(Items from a dataset)
- - - - - - -
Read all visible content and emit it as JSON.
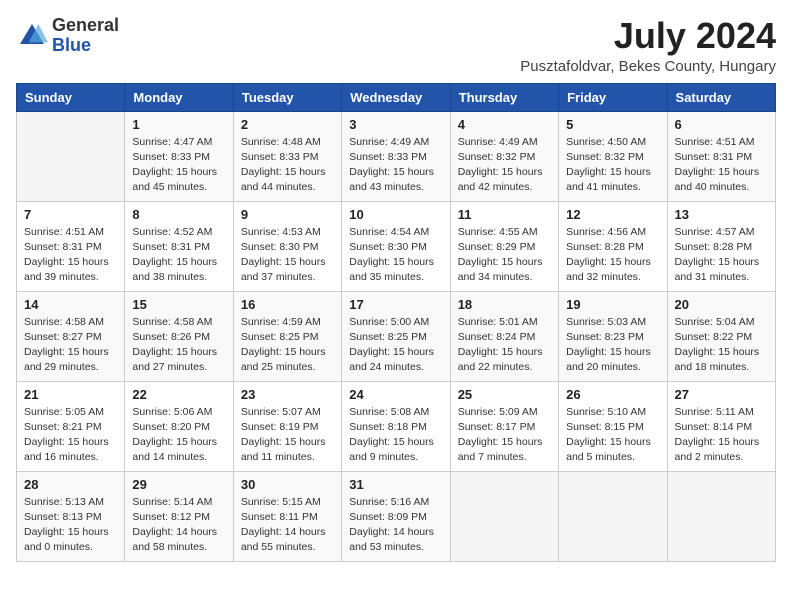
{
  "header": {
    "logo": {
      "general": "General",
      "blue": "Blue"
    },
    "title": "July 2024",
    "location": "Pusztafoldvar, Bekes County, Hungary"
  },
  "weekdays": [
    "Sunday",
    "Monday",
    "Tuesday",
    "Wednesday",
    "Thursday",
    "Friday",
    "Saturday"
  ],
  "weeks": [
    [
      {
        "day": "",
        "content": ""
      },
      {
        "day": "1",
        "content": "Sunrise: 4:47 AM\nSunset: 8:33 PM\nDaylight: 15 hours\nand 45 minutes."
      },
      {
        "day": "2",
        "content": "Sunrise: 4:48 AM\nSunset: 8:33 PM\nDaylight: 15 hours\nand 44 minutes."
      },
      {
        "day": "3",
        "content": "Sunrise: 4:49 AM\nSunset: 8:33 PM\nDaylight: 15 hours\nand 43 minutes."
      },
      {
        "day": "4",
        "content": "Sunrise: 4:49 AM\nSunset: 8:32 PM\nDaylight: 15 hours\nand 42 minutes."
      },
      {
        "day": "5",
        "content": "Sunrise: 4:50 AM\nSunset: 8:32 PM\nDaylight: 15 hours\nand 41 minutes."
      },
      {
        "day": "6",
        "content": "Sunrise: 4:51 AM\nSunset: 8:31 PM\nDaylight: 15 hours\nand 40 minutes."
      }
    ],
    [
      {
        "day": "7",
        "content": "Sunrise: 4:51 AM\nSunset: 8:31 PM\nDaylight: 15 hours\nand 39 minutes."
      },
      {
        "day": "8",
        "content": "Sunrise: 4:52 AM\nSunset: 8:31 PM\nDaylight: 15 hours\nand 38 minutes."
      },
      {
        "day": "9",
        "content": "Sunrise: 4:53 AM\nSunset: 8:30 PM\nDaylight: 15 hours\nand 37 minutes."
      },
      {
        "day": "10",
        "content": "Sunrise: 4:54 AM\nSunset: 8:30 PM\nDaylight: 15 hours\nand 35 minutes."
      },
      {
        "day": "11",
        "content": "Sunrise: 4:55 AM\nSunset: 8:29 PM\nDaylight: 15 hours\nand 34 minutes."
      },
      {
        "day": "12",
        "content": "Sunrise: 4:56 AM\nSunset: 8:28 PM\nDaylight: 15 hours\nand 32 minutes."
      },
      {
        "day": "13",
        "content": "Sunrise: 4:57 AM\nSunset: 8:28 PM\nDaylight: 15 hours\nand 31 minutes."
      }
    ],
    [
      {
        "day": "14",
        "content": "Sunrise: 4:58 AM\nSunset: 8:27 PM\nDaylight: 15 hours\nand 29 minutes."
      },
      {
        "day": "15",
        "content": "Sunrise: 4:58 AM\nSunset: 8:26 PM\nDaylight: 15 hours\nand 27 minutes."
      },
      {
        "day": "16",
        "content": "Sunrise: 4:59 AM\nSunset: 8:25 PM\nDaylight: 15 hours\nand 25 minutes."
      },
      {
        "day": "17",
        "content": "Sunrise: 5:00 AM\nSunset: 8:25 PM\nDaylight: 15 hours\nand 24 minutes."
      },
      {
        "day": "18",
        "content": "Sunrise: 5:01 AM\nSunset: 8:24 PM\nDaylight: 15 hours\nand 22 minutes."
      },
      {
        "day": "19",
        "content": "Sunrise: 5:03 AM\nSunset: 8:23 PM\nDaylight: 15 hours\nand 20 minutes."
      },
      {
        "day": "20",
        "content": "Sunrise: 5:04 AM\nSunset: 8:22 PM\nDaylight: 15 hours\nand 18 minutes."
      }
    ],
    [
      {
        "day": "21",
        "content": "Sunrise: 5:05 AM\nSunset: 8:21 PM\nDaylight: 15 hours\nand 16 minutes."
      },
      {
        "day": "22",
        "content": "Sunrise: 5:06 AM\nSunset: 8:20 PM\nDaylight: 15 hours\nand 14 minutes."
      },
      {
        "day": "23",
        "content": "Sunrise: 5:07 AM\nSunset: 8:19 PM\nDaylight: 15 hours\nand 11 minutes."
      },
      {
        "day": "24",
        "content": "Sunrise: 5:08 AM\nSunset: 8:18 PM\nDaylight: 15 hours\nand 9 minutes."
      },
      {
        "day": "25",
        "content": "Sunrise: 5:09 AM\nSunset: 8:17 PM\nDaylight: 15 hours\nand 7 minutes."
      },
      {
        "day": "26",
        "content": "Sunrise: 5:10 AM\nSunset: 8:15 PM\nDaylight: 15 hours\nand 5 minutes."
      },
      {
        "day": "27",
        "content": "Sunrise: 5:11 AM\nSunset: 8:14 PM\nDaylight: 15 hours\nand 2 minutes."
      }
    ],
    [
      {
        "day": "28",
        "content": "Sunrise: 5:13 AM\nSunset: 8:13 PM\nDaylight: 15 hours\nand 0 minutes."
      },
      {
        "day": "29",
        "content": "Sunrise: 5:14 AM\nSunset: 8:12 PM\nDaylight: 14 hours\nand 58 minutes."
      },
      {
        "day": "30",
        "content": "Sunrise: 5:15 AM\nSunset: 8:11 PM\nDaylight: 14 hours\nand 55 minutes."
      },
      {
        "day": "31",
        "content": "Sunrise: 5:16 AM\nSunset: 8:09 PM\nDaylight: 14 hours\nand 53 minutes."
      },
      {
        "day": "",
        "content": ""
      },
      {
        "day": "",
        "content": ""
      },
      {
        "day": "",
        "content": ""
      }
    ]
  ]
}
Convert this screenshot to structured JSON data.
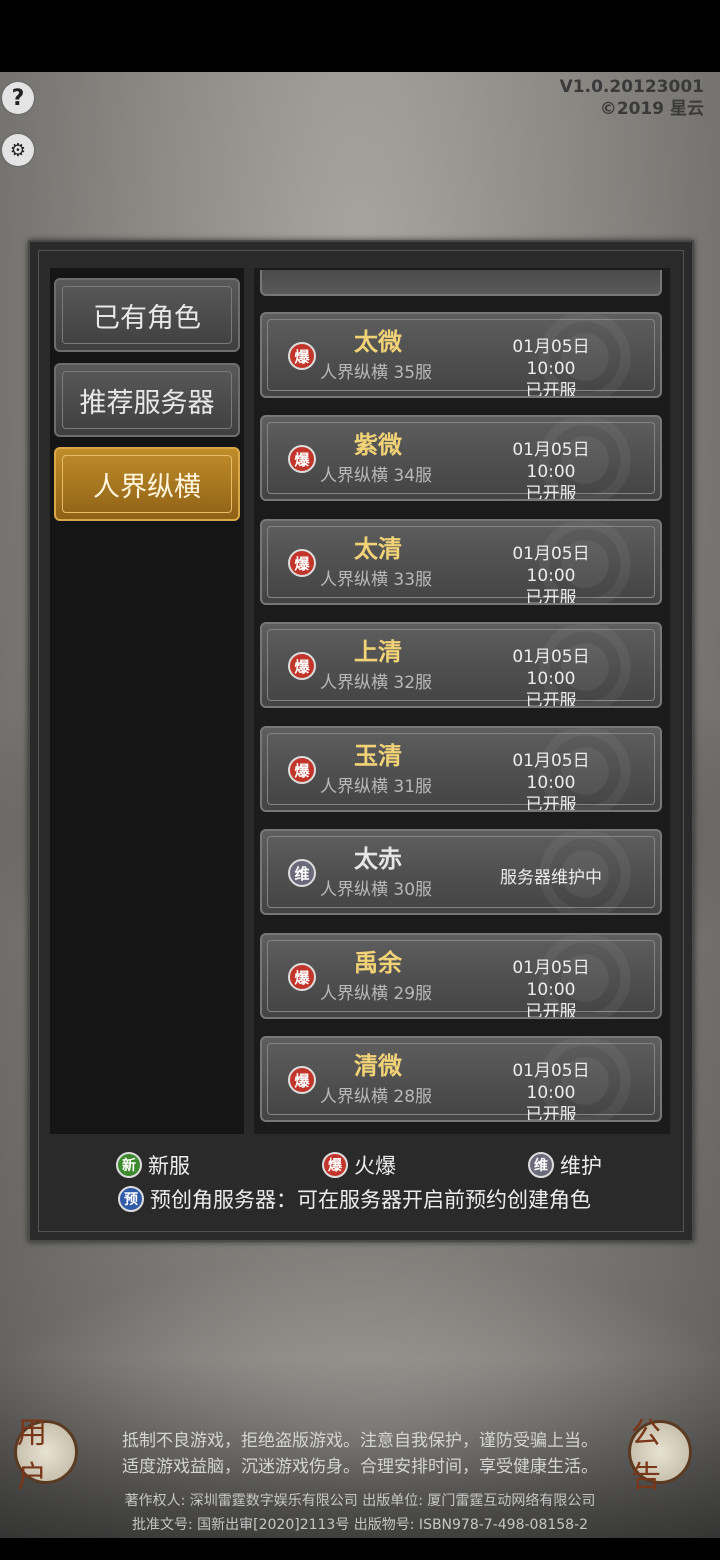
{
  "header": {
    "help_icon": "question-mark-icon",
    "settings_icon": "wrench-icon",
    "version_line1": "V1.0.20123001",
    "version_line2": "©2019 星云"
  },
  "tabs": [
    {
      "label": "已有角色",
      "active": false
    },
    {
      "label": "推荐服务器",
      "active": false
    },
    {
      "label": "人界纵横",
      "active": true
    }
  ],
  "servers": [
    {
      "badge": "爆",
      "type": "hot",
      "name": "太微",
      "group": "人界纵横 35服",
      "date": "01月05日 10:00",
      "status": "已开服"
    },
    {
      "badge": "爆",
      "type": "hot",
      "name": "紫微",
      "group": "人界纵横 34服",
      "date": "01月05日 10:00",
      "status": "已开服"
    },
    {
      "badge": "爆",
      "type": "hot",
      "name": "太清",
      "group": "人界纵横 33服",
      "date": "01月05日 10:00",
      "status": "已开服"
    },
    {
      "badge": "爆",
      "type": "hot",
      "name": "上清",
      "group": "人界纵横 32服",
      "date": "01月05日 10:00",
      "status": "已开服"
    },
    {
      "badge": "爆",
      "type": "hot",
      "name": "玉清",
      "group": "人界纵横 31服",
      "date": "01月05日 10:00",
      "status": "已开服"
    },
    {
      "badge": "维",
      "type": "maint",
      "name": "太赤",
      "group": "人界纵横 30服",
      "date": "",
      "status": "服务器维护中"
    },
    {
      "badge": "爆",
      "type": "hot",
      "name": "禹余",
      "group": "人界纵横 29服",
      "date": "01月05日 10:00",
      "status": "已开服"
    },
    {
      "badge": "爆",
      "type": "hot",
      "name": "清微",
      "group": "人界纵横 28服",
      "date": "01月05日 10:00",
      "status": "已开服"
    }
  ],
  "legend": {
    "new_badge": "新",
    "new_label": "新服",
    "hot_badge": "爆",
    "hot_label": "火爆",
    "maint_badge": "维",
    "maint_label": "维护",
    "pre_badge": "预",
    "pre_note": "预创角服务器：可在服务器开启前预约创建角色"
  },
  "colors": {
    "new": "#3d8a2e",
    "hot": "#c2352a",
    "maint": "#6a6a7a",
    "pre": "#2e5aa8",
    "server_name": "#f1d276",
    "active_tab": "#b07f22"
  },
  "bottom": {
    "user_button": "用户",
    "notice_button": "公告",
    "disclaimer_line1": "抵制不良游戏，拒绝盗版游戏。注意自我保护，谨防受骗上当。",
    "disclaimer_line2": "适度游戏益脑，沉迷游戏伤身。合理安排时间，享受健康生活。",
    "copyright_line1": "著作权人: 深圳雷霆数字娱乐有限公司 出版单位: 厦门雷霆互动网络有限公司",
    "copyright_line2": "批准文号: 国新出审[2020]2113号 出版物号: ISBN978-7-498-08158-2"
  }
}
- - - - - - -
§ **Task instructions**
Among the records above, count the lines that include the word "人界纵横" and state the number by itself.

§ **Written answer**
9